• EXERCISE INSTRUCTIONS: Output all the data exactly. Pictures do not belong in the copy.
--- GIVEN RECORDS Enclosed Below ---
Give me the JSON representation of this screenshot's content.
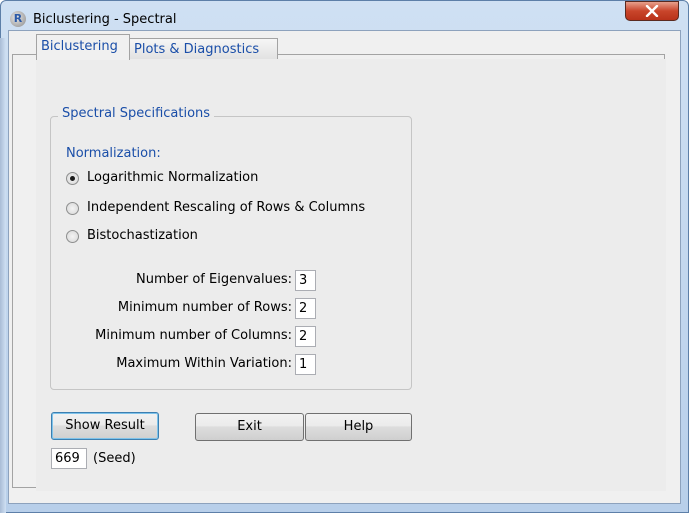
{
  "window": {
    "title": "Biclustering - Spectral"
  },
  "tabs": [
    {
      "label": "Biclustering",
      "active": true
    },
    {
      "label": "Plots & Diagnostics",
      "active": false
    }
  ],
  "spec": {
    "group_title": "Spectral Specifications",
    "normalization_label": "Normalization:",
    "options": [
      {
        "label": "Logarithmic Normalization",
        "selected": true
      },
      {
        "label": "Independent Rescaling of Rows & Columns",
        "selected": false
      },
      {
        "label": "Bistochastization",
        "selected": false
      }
    ],
    "fields": [
      {
        "label": "Number of Eigenvalues:",
        "value": "3"
      },
      {
        "label": "Minimum number of Rows:",
        "value": "2"
      },
      {
        "label": "Minimum number of Columns:",
        "value": "2"
      },
      {
        "label": "Maximum Within Variation:",
        "value": "1"
      }
    ]
  },
  "buttons": {
    "show_result": "Show Result",
    "exit": "Exit",
    "help": "Help"
  },
  "seed": {
    "value": "669",
    "label": "(Seed)"
  }
}
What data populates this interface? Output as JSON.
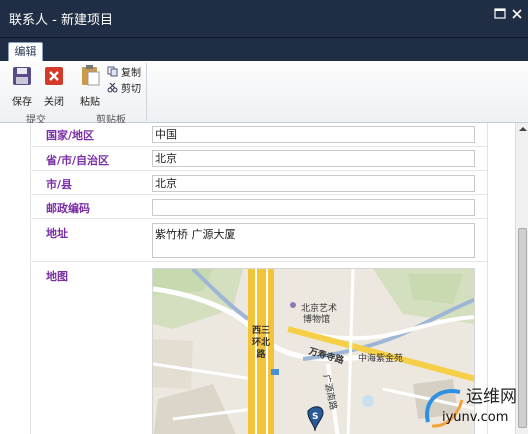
{
  "window": {
    "title": "联系人 - 新建项目"
  },
  "ribbon": {
    "tab_edit": "编辑",
    "save": "保存",
    "close": "关闭",
    "paste": "粘贴",
    "copy": "复制",
    "cut": "剪切",
    "group_commit": "提交",
    "group_clipboard": "剪贴板"
  },
  "form": {
    "country_label": "国家/地区",
    "country_value": "中国",
    "province_label": "省/市/自治区",
    "province_value": "北京",
    "city_label": "市/县",
    "city_value": "北京",
    "postcode_label": "邮政编码",
    "postcode_value": "",
    "address_label": "地址",
    "address_value": "紫竹桥 广源大厦",
    "map_label": "地图"
  },
  "map": {
    "museum": "北京艺术",
    "museum2": "博物馆",
    "road1": "万寿寺路",
    "road_ring": "西三环北路",
    "community": "中海紫金苑",
    "road2": "广源南路",
    "marker_letter": "S"
  },
  "watermark": {
    "brand": "运维网",
    "site": "iyunv.com"
  }
}
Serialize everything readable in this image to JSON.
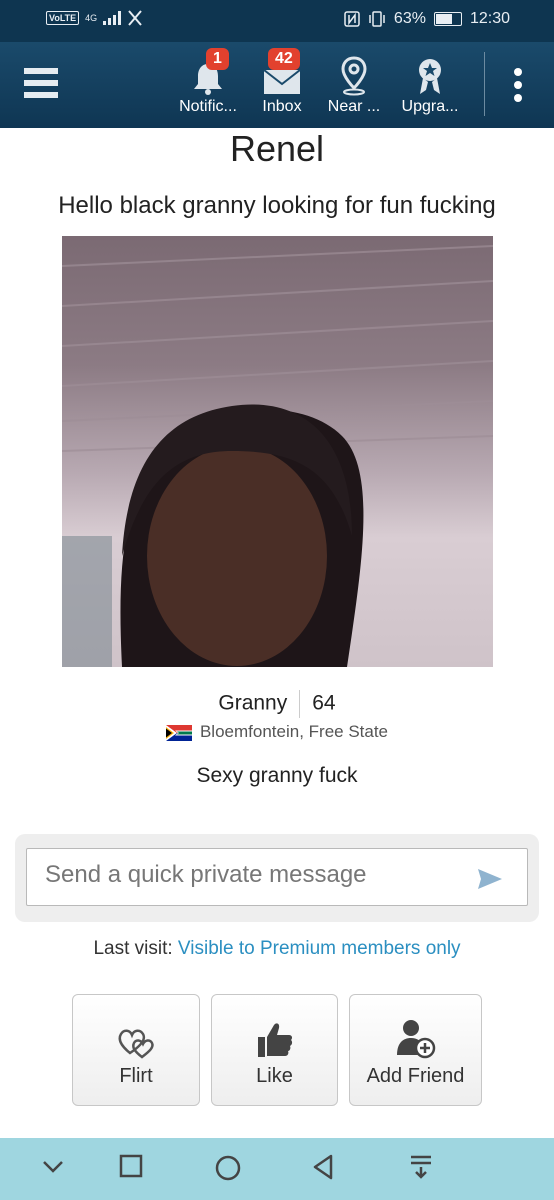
{
  "status_bar": {
    "volte": "VoLTE",
    "network": "4G",
    "battery_percent": "63%",
    "battery_level": 0.63,
    "time": "12:30"
  },
  "app_bar": {
    "nav": [
      {
        "label": "Notific...",
        "badge": "1",
        "icon": "bell-icon"
      },
      {
        "label": "Inbox",
        "badge": "42",
        "icon": "envelope-icon"
      },
      {
        "label": "Near ...",
        "badge": "",
        "icon": "location-pin-icon"
      },
      {
        "label": "Upgra...",
        "badge": "",
        "icon": "award-ribbon-icon"
      }
    ]
  },
  "profile": {
    "name": "Renel",
    "headline": "Hello black granny looking for fun fucking",
    "category": "Granny",
    "age": "64",
    "location": "Bloemfontein, Free State",
    "tagline": "Sexy granny fuck"
  },
  "message": {
    "placeholder": "Send a quick private message"
  },
  "last_visit": {
    "label": "Last visit:",
    "value": "Visible to Premium members only"
  },
  "actions": {
    "flirt": "Flirt",
    "like": "Like",
    "add_friend": "Add Friend"
  },
  "colors": {
    "app_bar": "#0f3653",
    "badge": "#e2412e",
    "link": "#2b8fc1",
    "system_nav": "#9fd6e0"
  }
}
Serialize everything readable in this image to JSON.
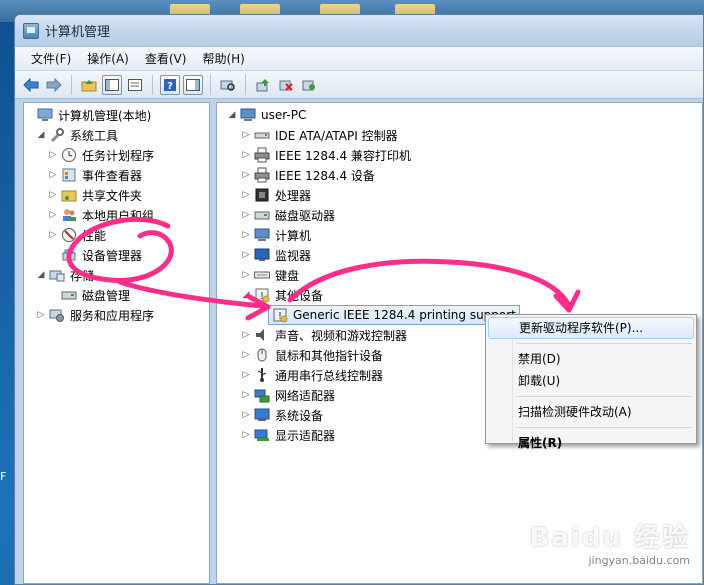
{
  "window": {
    "title": "计算机管理"
  },
  "menu": [
    "文件(F)",
    "操作(A)",
    "查看(V)",
    "帮助(H)"
  ],
  "left_tree": [
    {
      "label": "计算机管理(本地)",
      "icon": "computer-management-icon",
      "level": 0,
      "arrow": ""
    },
    {
      "label": "系统工具",
      "icon": "tools-icon",
      "level": 1,
      "arrow": "expanded"
    },
    {
      "label": "任务计划程序",
      "icon": "clock-icon",
      "level": 2,
      "arrow": "collapsed"
    },
    {
      "label": "事件查看器",
      "icon": "event-viewer-icon",
      "level": 2,
      "arrow": "collapsed"
    },
    {
      "label": "共享文件夹",
      "icon": "shared-folder-icon",
      "level": 2,
      "arrow": "collapsed"
    },
    {
      "label": "本地用户和组",
      "icon": "users-icon",
      "level": 2,
      "arrow": "collapsed"
    },
    {
      "label": "性能",
      "icon": "performance-icon",
      "level": 2,
      "arrow": "collapsed"
    },
    {
      "label": "设备管理器",
      "icon": "device-manager-icon",
      "level": 2,
      "arrow": ""
    },
    {
      "label": "存储",
      "icon": "storage-icon",
      "level": 1,
      "arrow": "expanded"
    },
    {
      "label": "磁盘管理",
      "icon": "disk-icon",
      "level": 2,
      "arrow": ""
    },
    {
      "label": "服务和应用程序",
      "icon": "services-icon",
      "level": 1,
      "arrow": "collapsed"
    }
  ],
  "right_tree": [
    {
      "label": "user-PC",
      "icon": "computer-icon",
      "level": 0,
      "arrow": "expanded"
    },
    {
      "label": "IDE ATA/ATAPI 控制器",
      "icon": "ide-controller-icon",
      "level": 1,
      "arrow": "collapsed"
    },
    {
      "label": "IEEE 1284.4 兼容打印机",
      "icon": "printer-icon",
      "level": 1,
      "arrow": "collapsed"
    },
    {
      "label": "IEEE 1284.4 设备",
      "icon": "printer-icon",
      "level": 1,
      "arrow": "collapsed"
    },
    {
      "label": "处理器",
      "icon": "processor-icon",
      "level": 1,
      "arrow": "collapsed"
    },
    {
      "label": "磁盘驱动器",
      "icon": "disk-drive-icon",
      "level": 1,
      "arrow": "collapsed"
    },
    {
      "label": "计算机",
      "icon": "computer-icon",
      "level": 1,
      "arrow": "collapsed"
    },
    {
      "label": "监视器",
      "icon": "monitor-icon",
      "level": 1,
      "arrow": "collapsed"
    },
    {
      "label": "键盘",
      "icon": "keyboard-icon",
      "level": 1,
      "arrow": "collapsed"
    },
    {
      "label": "其他设备",
      "icon": "unknown-device-icon",
      "level": 1,
      "arrow": "expanded"
    },
    {
      "label": "Generic IEEE 1284.4 printing support",
      "icon": "unknown-device-icon",
      "level": 2,
      "arrow": ""
    },
    {
      "label": "声音、视频和游戏控制器",
      "icon": "speaker-icon",
      "level": 1,
      "arrow": "collapsed"
    },
    {
      "label": "鼠标和其他指针设备",
      "icon": "mouse-icon",
      "level": 1,
      "arrow": "collapsed"
    },
    {
      "label": "通用串行总线控制器",
      "icon": "usb-icon",
      "level": 1,
      "arrow": "collapsed"
    },
    {
      "label": "网络适配器",
      "icon": "network-adapter-icon",
      "level": 1,
      "arrow": "collapsed"
    },
    {
      "label": "系统设备",
      "icon": "system-device-icon",
      "level": 1,
      "arrow": "collapsed"
    },
    {
      "label": "显示适配器",
      "icon": "display-adapter-icon",
      "level": 1,
      "arrow": "collapsed"
    }
  ],
  "context_menu": {
    "update_driver": "更新驱动程序软件(P)...",
    "disable": "禁用(D)",
    "uninstall": "卸载(U)",
    "scan": "扫描检测硬件改动(A)",
    "properties": "属性(R)"
  },
  "watermark": {
    "logo": "Baidu 经验",
    "url": "jingyan.baidu.com"
  },
  "edge_text": "F",
  "colors": {
    "annotation": "#ff2d8a",
    "selection_border": "#7da2ce"
  }
}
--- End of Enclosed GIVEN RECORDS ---
• RESULT FOR THIS TASK:
Give me the JSON representation of this screenshot's content.
{
  "window": {
    "title": "Biclustering - Spectral"
  },
  "tabs": [
    {
      "label": "Biclustering",
      "active": true
    },
    {
      "label": "Plots & Diagnostics",
      "active": false
    }
  ],
  "spec": {
    "group_title": "Spectral Specifications",
    "normalization_label": "Normalization:",
    "options": [
      {
        "label": "Logarithmic Normalization",
        "selected": true
      },
      {
        "label": "Independent Rescaling of Rows & Columns",
        "selected": false
      },
      {
        "label": "Bistochastization",
        "selected": false
      }
    ],
    "fields": [
      {
        "label": "Number of Eigenvalues:",
        "value": "3"
      },
      {
        "label": "Minimum number of Rows:",
        "value": "2"
      },
      {
        "label": "Minimum number of Columns:",
        "value": "2"
      },
      {
        "label": "Maximum Within Variation:",
        "value": "1"
      }
    ]
  },
  "buttons": {
    "show_result": "Show Result",
    "exit": "Exit",
    "help": "Help"
  },
  "seed": {
    "value": "669",
    "label": "(Seed)"
  }
}
What data populates this interface? Output as JSON.
{
  "window": {
    "title": "联系人 - 新建项目"
  },
  "ribbon": {
    "tab_edit": "编辑",
    "save": "保存",
    "close": "关闭",
    "paste": "粘贴",
    "copy": "复制",
    "cut": "剪切",
    "group_commit": "提交",
    "group_clipboard": "剪贴板"
  },
  "form": {
    "country_label": "国家/地区",
    "country_value": "中国",
    "province_label": "省/市/自治区",
    "province_value": "北京",
    "city_label": "市/县",
    "city_value": "北京",
    "postcode_label": "邮政编码",
    "postcode_value": "",
    "address_label": "地址",
    "address_value": "紫竹桥 广源大厦",
    "map_label": "地图"
  },
  "map": {
    "museum": "北京艺术",
    "museum2": "博物馆",
    "road1": "万寿寺路",
    "road_ring": "西三环北路",
    "community": "中海紫金苑",
    "road2": "广源南路",
    "marker_letter": "S"
  },
  "watermark": {
    "brand": "运维网",
    "site": "iyunv.com"
  }
}
Serialize everything readable in this image to JSON.
{
  "status_bar": {
    "volte": "VoLTE",
    "network": "4G",
    "battery_percent": "63%",
    "battery_level": 0.63,
    "time": "12:30"
  },
  "app_bar": {
    "nav": [
      {
        "label": "Notific...",
        "badge": "1",
        "icon": "bell-icon"
      },
      {
        "label": "Inbox",
        "badge": "42",
        "icon": "envelope-icon"
      },
      {
        "label": "Near ...",
        "badge": "",
        "icon": "location-pin-icon"
      },
      {
        "label": "Upgra...",
        "badge": "",
        "icon": "award-ribbon-icon"
      }
    ]
  },
  "profile": {
    "name": "Renel",
    "headline": "Hello black granny looking for fun fucking",
    "category": "Granny",
    "age": "64",
    "location": "Bloemfontein, Free State",
    "tagline": "Sexy granny fuck"
  },
  "message": {
    "placeholder": "Send a quick private message"
  },
  "last_visit": {
    "label": "Last visit:",
    "value": "Visible to Premium members only"
  },
  "actions": {
    "flirt": "Flirt",
    "like": "Like",
    "add_friend": "Add Friend"
  },
  "colors": {
    "app_bar": "#0f3653",
    "badge": "#e2412e",
    "link": "#2b8fc1",
    "system_nav": "#9fd6e0"
  }
}
Serialize everything readable in this image to JSON.
{
  "window": {
    "title": "计算机管理"
  },
  "menu": [
    "文件(F)",
    "操作(A)",
    "查看(V)",
    "帮助(H)"
  ],
  "left_tree": [
    {
      "label": "计算机管理(本地)",
      "icon": "computer-management-icon",
      "level": 0,
      "arrow": ""
    },
    {
      "label": "系统工具",
      "icon": "tools-icon",
      "level": 1,
      "arrow": "expanded"
    },
    {
      "label": "任务计划程序",
      "icon": "clock-icon",
      "level": 2,
      "arrow": "collapsed"
    },
    {
      "label": "事件查看器",
      "icon": "event-viewer-icon",
      "level": 2,
      "arrow": "collapsed"
    },
    {
      "label": "共享文件夹",
      "icon": "shared-folder-icon",
      "level": 2,
      "arrow": "collapsed"
    },
    {
      "label": "本地用户和组",
      "icon": "users-icon",
      "level": 2,
      "arrow": "collapsed"
    },
    {
      "label": "性能",
      "icon": "performance-icon",
      "level": 2,
      "arrow": "collapsed"
    },
    {
      "label": "设备管理器",
      "icon": "device-manager-icon",
      "level": 2,
      "arrow": ""
    },
    {
      "label": "存储",
      "icon": "storage-icon",
      "level": 1,
      "arrow": "expanded"
    },
    {
      "label": "磁盘管理",
      "icon": "disk-icon",
      "level": 2,
      "arrow": ""
    },
    {
      "label": "服务和应用程序",
      "icon": "services-icon",
      "level": 1,
      "arrow": "collapsed"
    }
  ],
  "right_tree": [
    {
      "label": "user-PC",
      "icon": "computer-icon",
      "level": 0,
      "arrow": "expanded"
    },
    {
      "label": "IDE ATA/ATAPI 控制器",
      "icon": "ide-controller-icon",
      "level": 1,
      "arrow": "collapsed"
    },
    {
      "label": "IEEE 1284.4 兼容打印机",
      "icon": "printer-icon",
      "level": 1,
      "arrow": "collapsed"
    },
    {
      "label": "IEEE 1284.4 设备",
      "icon": "printer-icon",
      "level": 1,
      "arrow": "collapsed"
    },
    {
      "label": "处理器",
      "icon": "processor-icon",
      "level": 1,
      "arrow": "collapsed"
    },
    {
      "label": "磁盘驱动器",
      "icon": "disk-drive-icon",
      "level": 1,
      "arrow": "collapsed"
    },
    {
      "label": "计算机",
      "icon": "computer-icon",
      "level": 1,
      "arrow": "collapsed"
    },
    {
      "label": "监视器",
      "icon": "monitor-icon",
      "level": 1,
      "arrow": "collapsed"
    },
    {
      "label": "键盘",
      "icon": "keyboard-icon",
      "level": 1,
      "arrow": "collapsed"
    },
    {
      "label": "其他设备",
      "icon": "unknown-device-icon",
      "level": 1,
      "arrow": "expanded"
    },
    {
      "label": "Generic IEEE 1284.4 printing support",
      "icon": "unknown-device-icon",
      "level": 2,
      "arrow": ""
    },
    {
      "label": "声音、视频和游戏控制器",
      "icon": "speaker-icon",
      "level": 1,
      "arrow": "collapsed"
    },
    {
      "label": "鼠标和其他指针设备",
      "icon": "mouse-icon",
      "level": 1,
      "arrow": "collapsed"
    },
    {
      "label": "通用串行总线控制器",
      "icon": "usb-icon",
      "level": 1,
      "arrow": "collapsed"
    },
    {
      "label": "网络适配器",
      "icon": "network-adapter-icon",
      "level": 1,
      "arrow": "collapsed"
    },
    {
      "label": "系统设备",
      "icon": "system-device-icon",
      "level": 1,
      "arrow": "collapsed"
    },
    {
      "label": "显示适配器",
      "icon": "display-adapter-icon",
      "level": 1,
      "arrow": "collapsed"
    }
  ],
  "context_menu": {
    "update_driver": "更新驱动程序软件(P)...",
    "disable": "禁用(D)",
    "uninstall": "卸载(U)",
    "scan": "扫描检测硬件改动(A)",
    "properties": "属性(R)"
  },
  "watermark": {
    "logo": "Baidu 经验",
    "url": "jingyan.baidu.com"
  },
  "edge_text": "F",
  "colors": {
    "annotation": "#ff2d8a",
    "selection_border": "#7da2ce"
  }
}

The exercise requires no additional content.